The hostel was opened in 1977, and with the church created a unique community, which as a boy I was part of, living on the top floor with our family. The mix of people, staff, residents and church members created a really dynamic place to live, work and play. Meals in the early days were shared activities and of course into this mix came those who either attended our drug service, or a Friday Night Club or Saturday Disco. Today the hostel is very different, in part because staff no longer live in, the drug service is no longer present and the clubs have closed, as has the church. It would however be wrong to paint a gloomy picture, because we have a diverse and dynamic hostel team providing services to many more people than when we opened. In reality it is different. The hostel however, as a building is tired and we are frustrated that the experience we can give people is limited by this.
So what next, are we simply leaving Kingston?
Last week I met with Kingston Council about a new vision of services for vulnerable people.
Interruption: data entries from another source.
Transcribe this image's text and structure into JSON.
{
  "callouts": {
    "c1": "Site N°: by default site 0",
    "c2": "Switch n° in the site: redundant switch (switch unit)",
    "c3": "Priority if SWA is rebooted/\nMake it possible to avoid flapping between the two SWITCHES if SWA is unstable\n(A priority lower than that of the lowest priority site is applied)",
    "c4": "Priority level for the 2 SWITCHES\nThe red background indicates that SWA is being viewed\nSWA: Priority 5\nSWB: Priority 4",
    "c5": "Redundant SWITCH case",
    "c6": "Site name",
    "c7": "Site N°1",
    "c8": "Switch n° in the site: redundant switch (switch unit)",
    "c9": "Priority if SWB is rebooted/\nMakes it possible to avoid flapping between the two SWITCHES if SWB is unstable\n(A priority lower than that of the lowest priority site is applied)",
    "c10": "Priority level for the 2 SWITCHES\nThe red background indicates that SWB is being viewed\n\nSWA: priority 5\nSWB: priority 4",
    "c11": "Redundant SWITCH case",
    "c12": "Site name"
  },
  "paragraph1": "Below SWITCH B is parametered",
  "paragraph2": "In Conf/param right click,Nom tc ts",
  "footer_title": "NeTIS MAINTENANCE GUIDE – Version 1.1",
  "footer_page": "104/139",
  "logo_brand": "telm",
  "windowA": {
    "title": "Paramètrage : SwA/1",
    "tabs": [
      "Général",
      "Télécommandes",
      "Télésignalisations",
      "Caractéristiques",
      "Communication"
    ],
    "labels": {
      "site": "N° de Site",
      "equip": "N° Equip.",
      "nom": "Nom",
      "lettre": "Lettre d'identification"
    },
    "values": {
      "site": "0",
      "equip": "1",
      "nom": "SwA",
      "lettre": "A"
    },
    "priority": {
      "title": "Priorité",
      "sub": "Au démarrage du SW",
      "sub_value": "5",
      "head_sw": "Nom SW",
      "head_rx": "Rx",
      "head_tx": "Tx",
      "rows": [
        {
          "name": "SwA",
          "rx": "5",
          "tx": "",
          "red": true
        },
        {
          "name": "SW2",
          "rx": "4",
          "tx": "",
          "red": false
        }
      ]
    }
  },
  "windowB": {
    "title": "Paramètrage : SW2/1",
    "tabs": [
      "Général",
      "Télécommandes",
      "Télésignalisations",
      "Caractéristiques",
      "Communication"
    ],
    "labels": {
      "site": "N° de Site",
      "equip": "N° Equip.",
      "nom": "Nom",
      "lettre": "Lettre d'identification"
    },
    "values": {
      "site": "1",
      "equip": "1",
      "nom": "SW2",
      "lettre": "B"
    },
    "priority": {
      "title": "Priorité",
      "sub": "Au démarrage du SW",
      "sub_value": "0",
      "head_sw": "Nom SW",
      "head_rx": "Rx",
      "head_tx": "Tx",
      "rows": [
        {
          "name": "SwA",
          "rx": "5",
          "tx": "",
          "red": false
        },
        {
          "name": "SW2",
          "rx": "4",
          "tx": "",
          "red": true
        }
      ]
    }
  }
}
It was a very positive meeting with a real commitment to build integrated services with an emphasis on creating a dynamic community. At the meeting I affirmed our position, that we will use all the money from the sale of the hostel to re-provide in the borough.
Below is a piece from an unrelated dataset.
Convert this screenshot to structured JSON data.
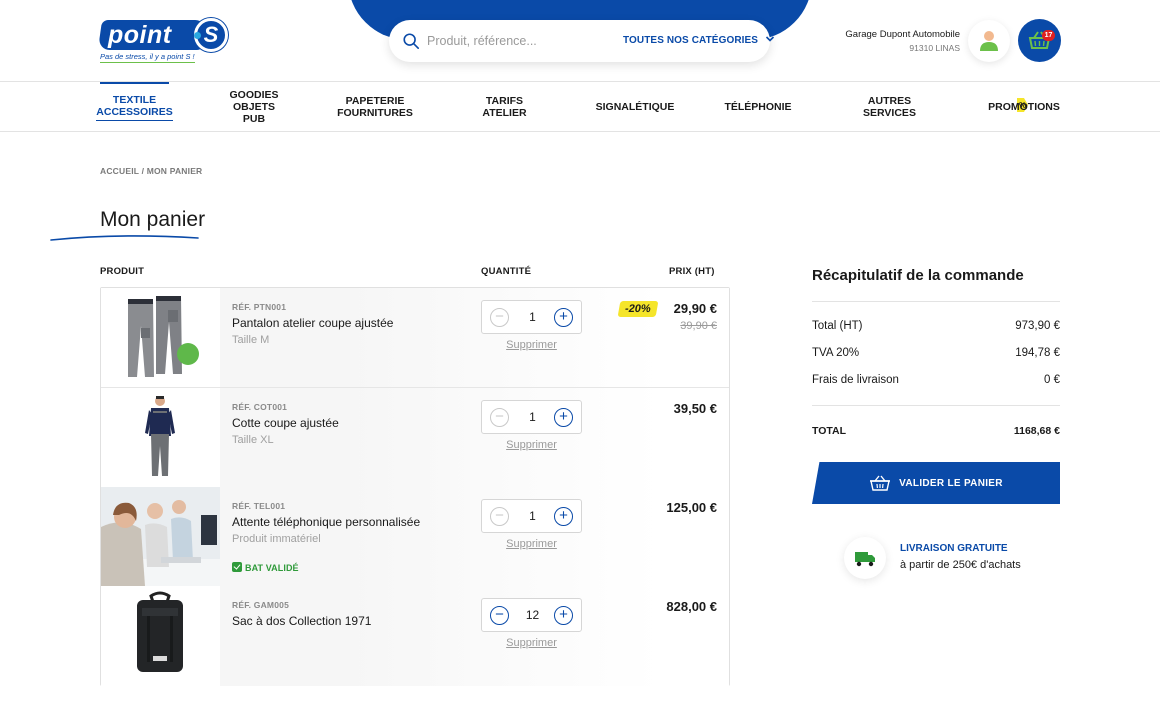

The strength of community living is particularly important for vulnerable people who often find the maze of services they need to access too complicated. I believe you need services where people can meet and to be with each other but at the same time provide a home where you can close the door to the outside world. A balance is vital, because we need to avoid isolation leading to loneliness but we also need to give people a sense of their own identity and privacy when community gets too much.
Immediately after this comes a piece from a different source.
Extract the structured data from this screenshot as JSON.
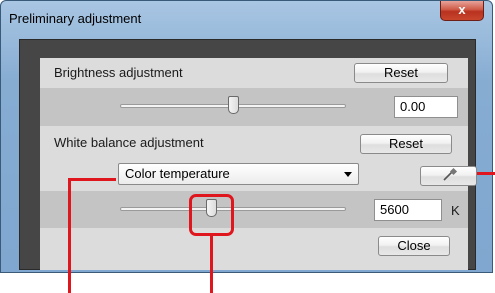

So central to our search for new premises within the borough will be to work with partners to create a place that fosters community living where food preparation can be shared, community meeting spaces are available, treatment for issues they may face is nearby but also their own room, with facilities so they can also have privacy when they most want it. I believe this can be created. This may not be immediately and we may need to look at some temporary options, but we must ensure we are heading in the direction that ensures we can create the best possible options to the people we serve in the medium to long term.